“Pink” were the hyperpalatable confectionery exuding nauseous amounts of strawberry flavor.
The strawberry powder bounced breezly from boxes, cans, cartons, bags, packs, pockets, patches, sticks, batons and bars, foils, tins and wrappings; it was the smell of holidays with the family reunited, with aunts and cousins who would bring these happy gifts from abroad to the kids home, before and after the Revolution days. “Pink” were the squashy and spongy pastes, the pulpy soft candies, the lollipops, the chewing gums and bubble gums, the hard candies, the fudges, the jelly candies, the gummi bears, the gummi worms, the pastilles, the gumdrops, the dragées, the gumballs and the candy balls, the marshmallows, the fondants, the jellies, the syrup, the juices, the sodas, the fluids, the puddings, the mousses, the mushy sugary vanilla sauces, the flavored mints, the sweethearts, the glucose drops, all in a variety of shapes and colors that always captivated me as a child.
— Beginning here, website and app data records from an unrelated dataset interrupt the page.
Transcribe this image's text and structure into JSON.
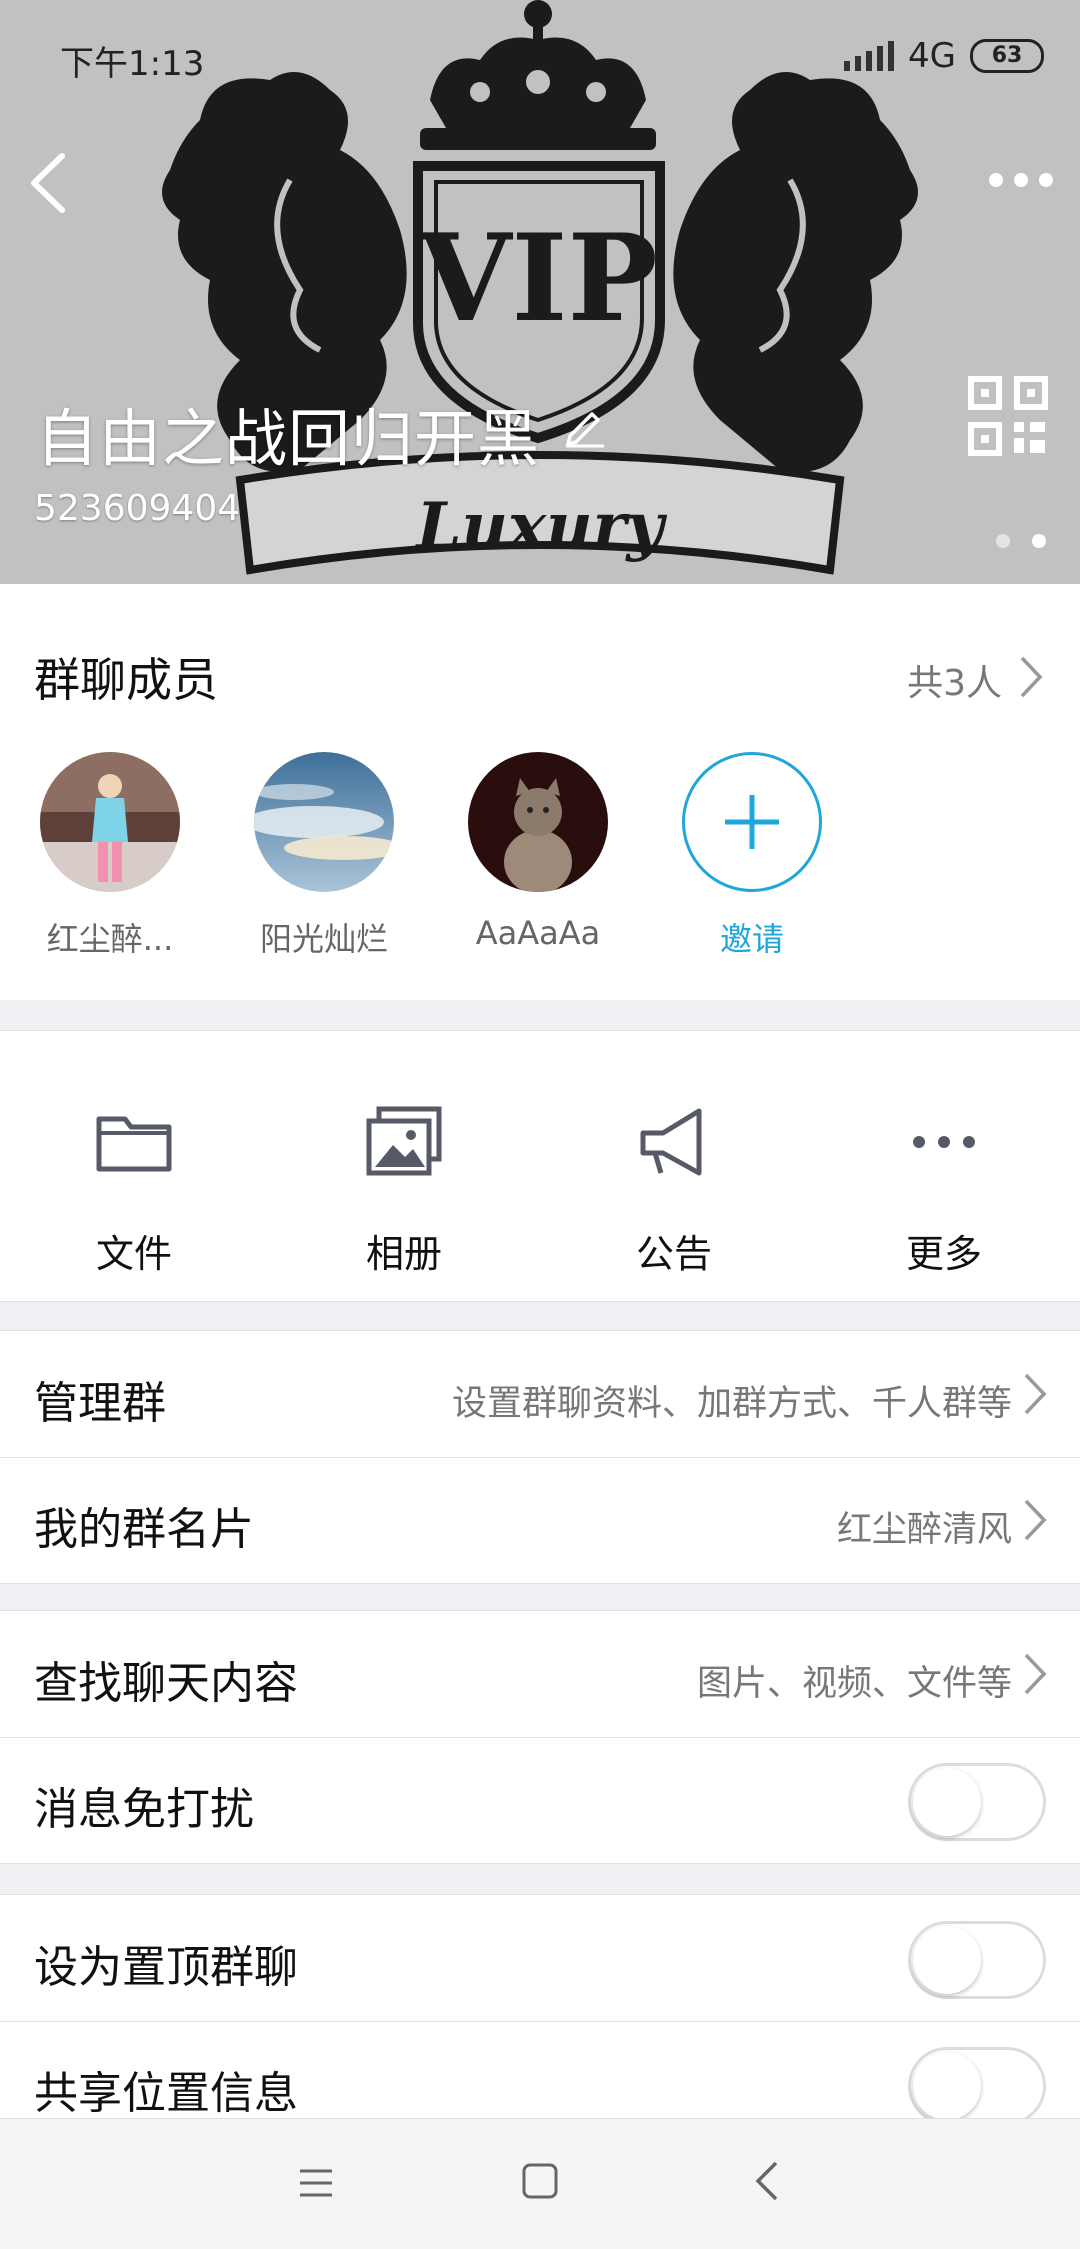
{
  "status_bar": {
    "time": "下午1:13",
    "network": "4G",
    "battery": "63"
  },
  "header": {
    "group_name": "自由之战回归开黑",
    "group_id": "523609404",
    "banner_text": "VIP",
    "banner_ribbon": "Luxury"
  },
  "members": {
    "title": "群聊成员",
    "count": "共3人",
    "list": [
      {
        "name": "红尘醉..."
      },
      {
        "name": "阳光灿烂"
      },
      {
        "name": "AaAaAa"
      }
    ],
    "invite_label": "邀请"
  },
  "actions": [
    {
      "label": "文件",
      "icon": "folder-icon"
    },
    {
      "label": "相册",
      "icon": "photo-album-icon"
    },
    {
      "label": "公告",
      "icon": "megaphone-icon"
    },
    {
      "label": "更多",
      "icon": "more-dots-icon"
    }
  ],
  "rows": {
    "manage": {
      "title": "管理群",
      "value": "设置群聊资料、加群方式、千人群等"
    },
    "card": {
      "title": "我的群名片",
      "value": "红尘醉清风"
    },
    "search": {
      "title": "查找聊天内容",
      "value": "图片、视频、文件等"
    },
    "mute": {
      "title": "消息免打扰",
      "on": false
    },
    "pin": {
      "title": "设为置顶群聊",
      "on": false
    },
    "location": {
      "title": "共享位置信息",
      "on": false
    }
  },
  "colors": {
    "accent": "#1fa6da",
    "header_bg": "#c1c1c1"
  }
}
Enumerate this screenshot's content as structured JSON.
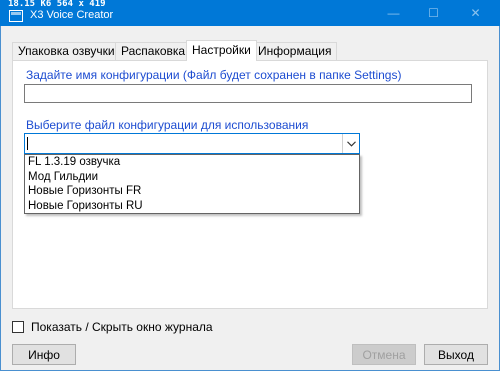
{
  "overlay": {
    "text": "18.15 K6 564 x 419"
  },
  "window": {
    "title": "X3 Voice Creator",
    "minimize_symbol": "—",
    "maximize_symbol": "☐",
    "close_symbol": "✕"
  },
  "tabs": [
    {
      "label": "Упаковка озвучки",
      "active": false
    },
    {
      "label": "Распаковка",
      "active": false
    },
    {
      "label": "Настройки",
      "active": true
    },
    {
      "label": "Информация",
      "active": false
    }
  ],
  "settings": {
    "config_name_label": "Задайте имя конфигурации (Файл будет сохранен в папке Settings)",
    "config_name_value": "",
    "config_file_label": "Выберите файл конфигурации для использования",
    "config_file_value": "",
    "config_file_options": [
      "FL 1.3.19 озвучка",
      "Мод Гильдии",
      "Новые Горизонты FR",
      "Новые Горизонты RU"
    ]
  },
  "log_toggle": {
    "label": "Показать / Скрыть окно журнала",
    "checked": false
  },
  "buttons": {
    "info": "Инфо",
    "cancel": "Отмена",
    "exit": "Выход"
  },
  "colors": {
    "titlebar": "#0078d7",
    "label_blue": "#1e4dd1",
    "focus_border": "#0078d7"
  },
  "icons": {
    "app": "app-icon",
    "dropdown_arrow": "chevron-down-icon"
  }
}
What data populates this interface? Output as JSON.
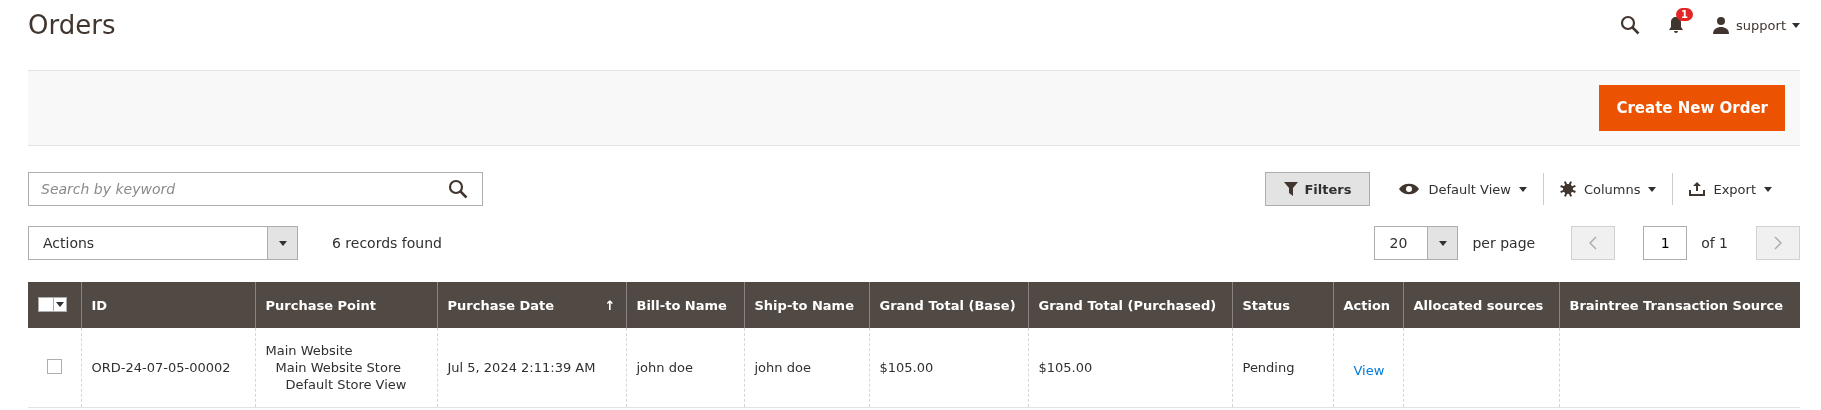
{
  "header": {
    "title": "Orders",
    "notifications": "1",
    "user": "support"
  },
  "action_bar": {
    "primary_button": "Create New Order"
  },
  "toolbar": {
    "search": {
      "placeholder": "Search by keyword"
    },
    "filters": "Filters",
    "view": "Default View",
    "columns": "Columns",
    "export": "Export",
    "actions": "Actions",
    "records": "6 records found",
    "per_page_value": "20",
    "per_page_label": "per page",
    "page": "1",
    "page_total": "of 1"
  },
  "table": {
    "mass_select": {
      "checked": false
    },
    "columns": [
      {
        "label": "ID"
      },
      {
        "label": "Purchase Point"
      },
      {
        "label": "Purchase Date",
        "sort_mark": "↑"
      },
      {
        "label": "Bill-to Name"
      },
      {
        "label": "Ship-to Name"
      },
      {
        "label": "Grand Total (Base)"
      },
      {
        "label": "Grand Total (Purchased)"
      },
      {
        "label": "Status"
      },
      {
        "label": "Action"
      },
      {
        "label": "Allocated sources"
      },
      {
        "label": "Braintree Transaction Source"
      }
    ],
    "rows": [
      {
        "checked": false,
        "id": "ORD-24-07-05-00002",
        "purchase_point": [
          "Main Website",
          "Main Website Store",
          "Default Store View"
        ],
        "purchase_date": "Jul 5, 2024 2:11:39 AM",
        "bill_to": "john doe",
        "ship_to": "john doe",
        "grand_total_base": "$105.00",
        "grand_total_purchased": "$105.00",
        "status": "Pending",
        "action": "View"
      }
    ]
  }
}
The scent was homogeneous, furtive and frangible. Far from genuine, the taste was a sort of a silly cover up, a clandestine, and all-day-craved prêt-à-manger allowance.
(© Transl. from French, Luiza Mogosanu, L´intime à l´oeuvre. La peau des 100 odeurs, PAF, 2013)